TASK TO COMPLETE:
From first line to last, give the material again unchanged.
Top of DATA EXTRACTS
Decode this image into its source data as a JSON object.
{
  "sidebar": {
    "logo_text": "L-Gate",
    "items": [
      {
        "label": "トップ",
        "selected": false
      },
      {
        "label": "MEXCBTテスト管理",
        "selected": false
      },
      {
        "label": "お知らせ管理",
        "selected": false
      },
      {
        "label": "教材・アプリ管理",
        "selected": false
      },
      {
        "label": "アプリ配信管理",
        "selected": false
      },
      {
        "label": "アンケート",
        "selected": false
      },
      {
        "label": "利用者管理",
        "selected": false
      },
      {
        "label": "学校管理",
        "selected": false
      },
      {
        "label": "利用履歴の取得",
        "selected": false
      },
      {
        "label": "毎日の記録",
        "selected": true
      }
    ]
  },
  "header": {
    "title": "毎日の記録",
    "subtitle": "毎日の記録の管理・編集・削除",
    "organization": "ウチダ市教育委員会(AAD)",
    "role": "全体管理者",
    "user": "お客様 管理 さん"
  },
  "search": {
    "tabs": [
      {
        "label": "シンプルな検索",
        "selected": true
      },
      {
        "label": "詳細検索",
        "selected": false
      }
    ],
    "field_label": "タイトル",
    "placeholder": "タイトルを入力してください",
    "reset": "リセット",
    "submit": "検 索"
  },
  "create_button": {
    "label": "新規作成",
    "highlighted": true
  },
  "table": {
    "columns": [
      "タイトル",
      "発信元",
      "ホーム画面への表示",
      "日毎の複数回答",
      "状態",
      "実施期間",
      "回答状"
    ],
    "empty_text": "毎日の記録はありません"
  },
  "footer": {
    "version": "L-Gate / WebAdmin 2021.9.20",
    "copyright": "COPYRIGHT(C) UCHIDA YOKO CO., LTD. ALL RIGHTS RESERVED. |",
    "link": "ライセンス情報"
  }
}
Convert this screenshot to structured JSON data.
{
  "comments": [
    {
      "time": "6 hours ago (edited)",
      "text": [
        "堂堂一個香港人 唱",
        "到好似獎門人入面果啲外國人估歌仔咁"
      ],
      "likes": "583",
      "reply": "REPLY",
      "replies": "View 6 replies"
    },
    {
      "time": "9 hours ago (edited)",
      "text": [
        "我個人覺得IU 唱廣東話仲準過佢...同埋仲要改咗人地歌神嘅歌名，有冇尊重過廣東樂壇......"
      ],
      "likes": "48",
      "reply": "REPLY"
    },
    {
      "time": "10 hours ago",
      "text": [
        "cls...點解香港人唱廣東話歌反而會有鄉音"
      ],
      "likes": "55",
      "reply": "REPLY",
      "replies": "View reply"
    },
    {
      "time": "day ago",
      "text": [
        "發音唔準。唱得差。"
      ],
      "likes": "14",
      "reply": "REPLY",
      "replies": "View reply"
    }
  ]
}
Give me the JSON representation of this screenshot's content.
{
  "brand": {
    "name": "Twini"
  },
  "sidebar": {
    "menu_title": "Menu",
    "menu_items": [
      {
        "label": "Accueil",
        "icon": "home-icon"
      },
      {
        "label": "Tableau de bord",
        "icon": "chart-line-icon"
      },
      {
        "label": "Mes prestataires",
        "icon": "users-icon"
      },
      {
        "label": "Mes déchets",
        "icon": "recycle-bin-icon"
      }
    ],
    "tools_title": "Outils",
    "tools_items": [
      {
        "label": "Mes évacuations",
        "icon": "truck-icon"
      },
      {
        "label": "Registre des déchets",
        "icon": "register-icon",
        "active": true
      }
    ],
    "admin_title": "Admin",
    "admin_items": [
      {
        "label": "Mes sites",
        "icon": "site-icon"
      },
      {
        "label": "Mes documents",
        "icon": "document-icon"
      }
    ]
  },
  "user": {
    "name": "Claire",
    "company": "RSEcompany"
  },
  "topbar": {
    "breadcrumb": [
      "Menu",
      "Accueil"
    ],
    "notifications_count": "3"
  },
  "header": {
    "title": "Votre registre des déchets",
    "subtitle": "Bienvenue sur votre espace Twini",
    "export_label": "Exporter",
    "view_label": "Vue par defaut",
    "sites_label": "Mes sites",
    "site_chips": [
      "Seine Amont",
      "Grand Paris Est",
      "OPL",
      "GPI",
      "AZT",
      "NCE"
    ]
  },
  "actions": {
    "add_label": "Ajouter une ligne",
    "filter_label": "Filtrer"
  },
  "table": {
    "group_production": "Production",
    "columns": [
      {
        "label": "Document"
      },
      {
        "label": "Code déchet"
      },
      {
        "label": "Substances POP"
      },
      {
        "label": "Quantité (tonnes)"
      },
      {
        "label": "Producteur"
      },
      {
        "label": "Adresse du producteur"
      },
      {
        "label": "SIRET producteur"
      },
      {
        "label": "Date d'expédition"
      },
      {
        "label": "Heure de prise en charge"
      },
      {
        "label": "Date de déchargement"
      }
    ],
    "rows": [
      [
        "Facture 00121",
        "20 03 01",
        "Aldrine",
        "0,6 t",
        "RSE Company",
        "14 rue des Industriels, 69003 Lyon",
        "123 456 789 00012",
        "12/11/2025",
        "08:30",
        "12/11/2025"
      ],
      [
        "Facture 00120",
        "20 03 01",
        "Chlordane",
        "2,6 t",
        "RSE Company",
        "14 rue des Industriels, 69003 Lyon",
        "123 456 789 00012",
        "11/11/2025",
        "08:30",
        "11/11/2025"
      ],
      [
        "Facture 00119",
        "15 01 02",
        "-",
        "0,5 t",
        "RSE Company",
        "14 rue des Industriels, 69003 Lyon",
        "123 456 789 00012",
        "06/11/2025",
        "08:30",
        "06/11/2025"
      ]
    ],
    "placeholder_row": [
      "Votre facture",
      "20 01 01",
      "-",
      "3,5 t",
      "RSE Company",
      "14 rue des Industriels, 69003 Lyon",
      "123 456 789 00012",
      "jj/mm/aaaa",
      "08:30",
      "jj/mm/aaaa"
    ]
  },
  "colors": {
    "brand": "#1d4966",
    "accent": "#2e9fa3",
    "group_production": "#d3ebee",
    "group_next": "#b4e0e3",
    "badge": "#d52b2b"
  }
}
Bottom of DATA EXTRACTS
RESULT FOR THIS EXERCISE:
Decode this image into its source data as a JSON object.
{
  "sidebar": {
    "logo_text": "L-Gate",
    "items": [
      {
        "label": "トップ",
        "selected": false
      },
      {
        "label": "MEXCBTテスト管理",
        "selected": false
      },
      {
        "label": "お知らせ管理",
        "selected": false
      },
      {
        "label": "教材・アプリ管理",
        "selected": false
      },
      {
        "label": "アプリ配信管理",
        "selected": false
      },
      {
        "label": "アンケート",
        "selected": false
      },
      {
        "label": "利用者管理",
        "selected": false
      },
      {
        "label": "学校管理",
        "selected": false
      },
      {
        "label": "利用履歴の取得",
        "selected": false
      },
      {
        "label": "毎日の記録",
        "selected": true
      }
    ]
  },
  "header": {
    "title": "毎日の記録",
    "subtitle": "毎日の記録の管理・編集・削除",
    "organization": "ウチダ市教育委員会(AAD)",
    "role": "全体管理者",
    "user": "お客様 管理 さん"
  },
  "search": {
    "tabs": [
      {
        "label": "シンプルな検索",
        "selected": true
      },
      {
        "label": "詳細検索",
        "selected": false
      }
    ],
    "field_label": "タイトル",
    "placeholder": "タイトルを入力してください",
    "reset": "リセット",
    "submit": "検 索"
  },
  "create_button": {
    "label": "新規作成",
    "highlighted": true
  },
  "table": {
    "columns": [
      "タイトル",
      "発信元",
      "ホーム画面への表示",
      "日毎の複数回答",
      "状態",
      "実施期間",
      "回答状"
    ],
    "empty_text": "毎日の記録はありません"
  },
  "footer": {
    "version": "L-Gate / WebAdmin 2021.9.20",
    "copyright": "COPYRIGHT(C) UCHIDA YOKO CO., LTD. ALL RIGHTS RESERVED. |",
    "link": "ライセンス情報"
  }
}
Convert this screenshot to structured JSON data.
{
  "comments": [
    {
      "time": "6 hours ago (edited)",
      "text": [
        "堂堂一個香港人 唱",
        "到好似獎門人入面果啲外國人估歌仔咁"
      ],
      "likes": "583",
      "reply": "REPLY",
      "replies": "View 6 replies"
    },
    {
      "time": "9 hours ago (edited)",
      "text": [
        "我個人覺得IU 唱廣東話仲準過佢...同埋仲要改咗人地歌神嘅歌名，有冇尊重過廣東樂壇......"
      ],
      "likes": "48",
      "reply": "REPLY"
    },
    {
      "time": "10 hours ago",
      "text": [
        "cls...點解香港人唱廣東話歌反而會有鄉音"
      ],
      "likes": "55",
      "reply": "REPLY",
      "replies": "View reply"
    },
    {
      "time": "day ago",
      "text": [
        "發音唔準。唱得差。"
      ],
      "likes": "14",
      "reply": "REPLY",
      "replies": "View reply"
    }
  ]
}
Give me the JSON representation of this screenshot's content.
{
  "brand": {
    "name": "Twini"
  },
  "sidebar": {
    "menu_title": "Menu",
    "menu_items": [
      {
        "label": "Accueil",
        "icon": "home-icon"
      },
      {
        "label": "Tableau de bord",
        "icon": "chart-line-icon"
      },
      {
        "label": "Mes prestataires",
        "icon": "users-icon"
      },
      {
        "label": "Mes déchets",
        "icon": "recycle-bin-icon"
      }
    ],
    "tools_title": "Outils",
    "tools_items": [
      {
        "label": "Mes évacuations",
        "icon": "truck-icon"
      },
      {
        "label": "Registre des déchets",
        "icon": "register-icon",
        "active": true
      }
    ],
    "admin_title": "Admin",
    "admin_items": [
      {
        "label": "Mes sites",
        "icon": "site-icon"
      },
      {
        "label": "Mes documents",
        "icon": "document-icon"
      }
    ]
  },
  "user": {
    "name": "Claire",
    "company": "RSEcompany"
  },
  "topbar": {
    "breadcrumb": [
      "Menu",
      "Accueil"
    ],
    "notifications_count": "3"
  },
  "header": {
    "title": "Votre registre des déchets",
    "subtitle": "Bienvenue sur votre espace Twini",
    "export_label": "Exporter",
    "view_label": "Vue par defaut",
    "sites_label": "Mes sites",
    "site_chips": [
      "Seine Amont",
      "Grand Paris Est",
      "OPL",
      "GPI",
      "AZT",
      "NCE"
    ]
  },
  "actions": {
    "add_label": "Ajouter une ligne",
    "filter_label": "Filtrer"
  },
  "table": {
    "group_production": "Production",
    "columns": [
      {
        "label": "Document"
      },
      {
        "label": "Code déchet"
      },
      {
        "label": "Substances POP"
      },
      {
        "label": "Quantité (tonnes)"
      },
      {
        "label": "Producteur"
      },
      {
        "label": "Adresse du producteur"
      },
      {
        "label": "SIRET producteur"
      },
      {
        "label": "Date d'expédition"
      },
      {
        "label": "Heure de prise en charge"
      },
      {
        "label": "Date de déchargement"
      }
    ],
    "rows": [
      [
        "Facture 00121",
        "20 03 01",
        "Aldrine",
        "0,6 t",
        "RSE Company",
        "14 rue des Industriels, 69003 Lyon",
        "123 456 789 00012",
        "12/11/2025",
        "08:30",
        "12/11/2025"
      ],
      [
        "Facture 00120",
        "20 03 01",
        "Chlordane",
        "2,6 t",
        "RSE Company",
        "14 rue des Industriels, 69003 Lyon",
        "123 456 789 00012",
        "11/11/2025",
        "08:30",
        "11/11/2025"
      ],
      [
        "Facture 00119",
        "15 01 02",
        "-",
        "0,5 t",
        "RSE Company",
        "14 rue des Industriels, 69003 Lyon",
        "123 456 789 00012",
        "06/11/2025",
        "08:30",
        "06/11/2025"
      ]
    ],
    "placeholder_row": [
      "Votre facture",
      "20 01 01",
      "-",
      "3,5 t",
      "RSE Company",
      "14 rue des Industriels, 69003 Lyon",
      "123 456 789 00012",
      "jj/mm/aaaa",
      "08:30",
      "jj/mm/aaaa"
    ]
  },
  "colors": {
    "brand": "#1d4966",
    "accent": "#2e9fa3",
    "group_production": "#d3ebee",
    "group_next": "#b4e0e3",
    "badge": "#d52b2b"
  }
}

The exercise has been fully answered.